Public servants have been advised not to use TikTok on work devices because security threats cannot be ruled out.
The app is to be removed from work phones used by workers at State agencies and Government departments in a precautionary move based on advice by the security advisory body.
The app can still be used in exceptional cases where there is a business need, such as for press purposes.
TikTok has come under fire in the US, Europe and Asia, where a growing number of governments have banned the app from devices used for official business over worries it poses risks to cybersecurity and data privacy or could be used to push pro-Beijing narratives and misinformation.
Director of the National Cyber Security Centre, Richard Browne, said on Friday although it did not find any “apparent cybersecurity vulnerabilities”, it could not rule out the risk.

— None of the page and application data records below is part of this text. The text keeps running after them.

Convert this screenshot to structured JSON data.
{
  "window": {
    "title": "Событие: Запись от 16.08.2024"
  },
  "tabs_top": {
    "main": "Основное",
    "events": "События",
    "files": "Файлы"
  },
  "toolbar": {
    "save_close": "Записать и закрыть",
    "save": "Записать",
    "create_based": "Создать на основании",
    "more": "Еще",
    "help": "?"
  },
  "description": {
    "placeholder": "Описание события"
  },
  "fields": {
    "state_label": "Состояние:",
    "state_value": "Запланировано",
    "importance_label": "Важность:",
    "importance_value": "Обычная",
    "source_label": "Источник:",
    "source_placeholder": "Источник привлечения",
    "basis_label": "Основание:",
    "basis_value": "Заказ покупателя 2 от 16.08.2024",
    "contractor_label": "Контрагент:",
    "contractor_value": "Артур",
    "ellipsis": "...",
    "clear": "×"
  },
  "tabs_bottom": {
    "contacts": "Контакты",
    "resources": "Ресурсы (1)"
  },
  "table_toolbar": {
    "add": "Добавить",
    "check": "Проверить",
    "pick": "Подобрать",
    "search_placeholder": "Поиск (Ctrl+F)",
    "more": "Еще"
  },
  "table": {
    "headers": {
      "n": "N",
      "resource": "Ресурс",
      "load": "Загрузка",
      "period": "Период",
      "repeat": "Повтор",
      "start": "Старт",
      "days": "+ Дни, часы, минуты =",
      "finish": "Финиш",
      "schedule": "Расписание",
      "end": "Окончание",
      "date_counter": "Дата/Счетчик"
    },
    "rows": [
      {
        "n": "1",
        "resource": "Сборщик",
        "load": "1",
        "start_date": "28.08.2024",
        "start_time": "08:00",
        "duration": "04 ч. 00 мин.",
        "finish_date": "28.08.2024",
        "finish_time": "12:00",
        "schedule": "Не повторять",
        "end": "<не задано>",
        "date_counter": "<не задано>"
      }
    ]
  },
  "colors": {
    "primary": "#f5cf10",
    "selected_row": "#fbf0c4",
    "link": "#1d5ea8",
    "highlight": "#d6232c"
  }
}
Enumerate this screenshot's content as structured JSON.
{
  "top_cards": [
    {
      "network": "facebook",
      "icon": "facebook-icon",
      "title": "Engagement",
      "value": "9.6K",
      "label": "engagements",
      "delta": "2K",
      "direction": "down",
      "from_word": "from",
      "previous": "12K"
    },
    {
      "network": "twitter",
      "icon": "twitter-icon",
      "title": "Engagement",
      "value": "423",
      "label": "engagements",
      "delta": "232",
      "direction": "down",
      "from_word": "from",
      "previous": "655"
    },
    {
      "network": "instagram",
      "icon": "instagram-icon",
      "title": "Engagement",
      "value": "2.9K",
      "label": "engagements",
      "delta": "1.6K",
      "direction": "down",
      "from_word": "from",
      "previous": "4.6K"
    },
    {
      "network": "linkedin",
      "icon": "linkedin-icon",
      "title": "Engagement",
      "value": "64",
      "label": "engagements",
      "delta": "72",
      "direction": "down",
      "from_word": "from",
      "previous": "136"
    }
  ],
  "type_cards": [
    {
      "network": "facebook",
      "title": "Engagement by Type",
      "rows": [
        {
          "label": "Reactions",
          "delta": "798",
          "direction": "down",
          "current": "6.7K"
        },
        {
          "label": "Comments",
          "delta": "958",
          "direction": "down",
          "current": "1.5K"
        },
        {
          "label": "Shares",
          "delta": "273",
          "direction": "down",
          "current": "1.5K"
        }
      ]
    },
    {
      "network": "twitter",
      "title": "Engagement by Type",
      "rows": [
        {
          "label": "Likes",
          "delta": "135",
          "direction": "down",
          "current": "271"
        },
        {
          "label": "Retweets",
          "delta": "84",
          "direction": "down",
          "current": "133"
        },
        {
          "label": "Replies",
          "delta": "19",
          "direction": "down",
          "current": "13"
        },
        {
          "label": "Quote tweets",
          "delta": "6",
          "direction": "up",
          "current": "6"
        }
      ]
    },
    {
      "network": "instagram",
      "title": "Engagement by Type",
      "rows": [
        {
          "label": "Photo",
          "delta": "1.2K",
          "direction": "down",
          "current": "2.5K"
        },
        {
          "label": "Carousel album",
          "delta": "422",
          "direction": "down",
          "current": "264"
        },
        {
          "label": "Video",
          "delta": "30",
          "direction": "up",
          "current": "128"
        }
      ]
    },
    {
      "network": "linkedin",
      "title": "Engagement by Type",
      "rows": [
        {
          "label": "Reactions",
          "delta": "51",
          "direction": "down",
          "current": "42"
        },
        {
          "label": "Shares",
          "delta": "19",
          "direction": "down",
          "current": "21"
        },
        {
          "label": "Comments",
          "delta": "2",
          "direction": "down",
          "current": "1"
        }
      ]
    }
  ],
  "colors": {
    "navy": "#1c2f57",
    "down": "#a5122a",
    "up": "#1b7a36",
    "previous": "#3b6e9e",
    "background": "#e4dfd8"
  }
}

“However, it does have extremely high permissions. It’s not a secret, it says this in the terms of service, and also gathers and stores very large amounts of user data, including sensitive personal data.
“So, it is on the very high end, if not the highest end, in terms of the amount of user data it collects.”
Among the other potential risks cited for Government users were: its “relatively unusual” ownership structure; its employees being beholden to Chinese intelligence gathering laws; and an admission by the company that EU users’ data had been made available to engineers in China.
“The approach we’ve taken as ever is precautionary in nature, it is designed to ensure that if nothing else, this route can’t be used.
“To be very clear, we’re not saying the application can’t be used by other individuals, or shouldn’t be used by politicians outside of official devices.
“Social media of every description is a hugely powerful tool for individuals and the political system alike for democracy, in terms of sharing and engaging with each other. It’s a really vital tool. As such, there’s no reason on earth why private individuals or politicians on their personal devices can’t use this.
“That’s not the risk we’re talking about here. The risk here is to public data held on publicly-owned devices.”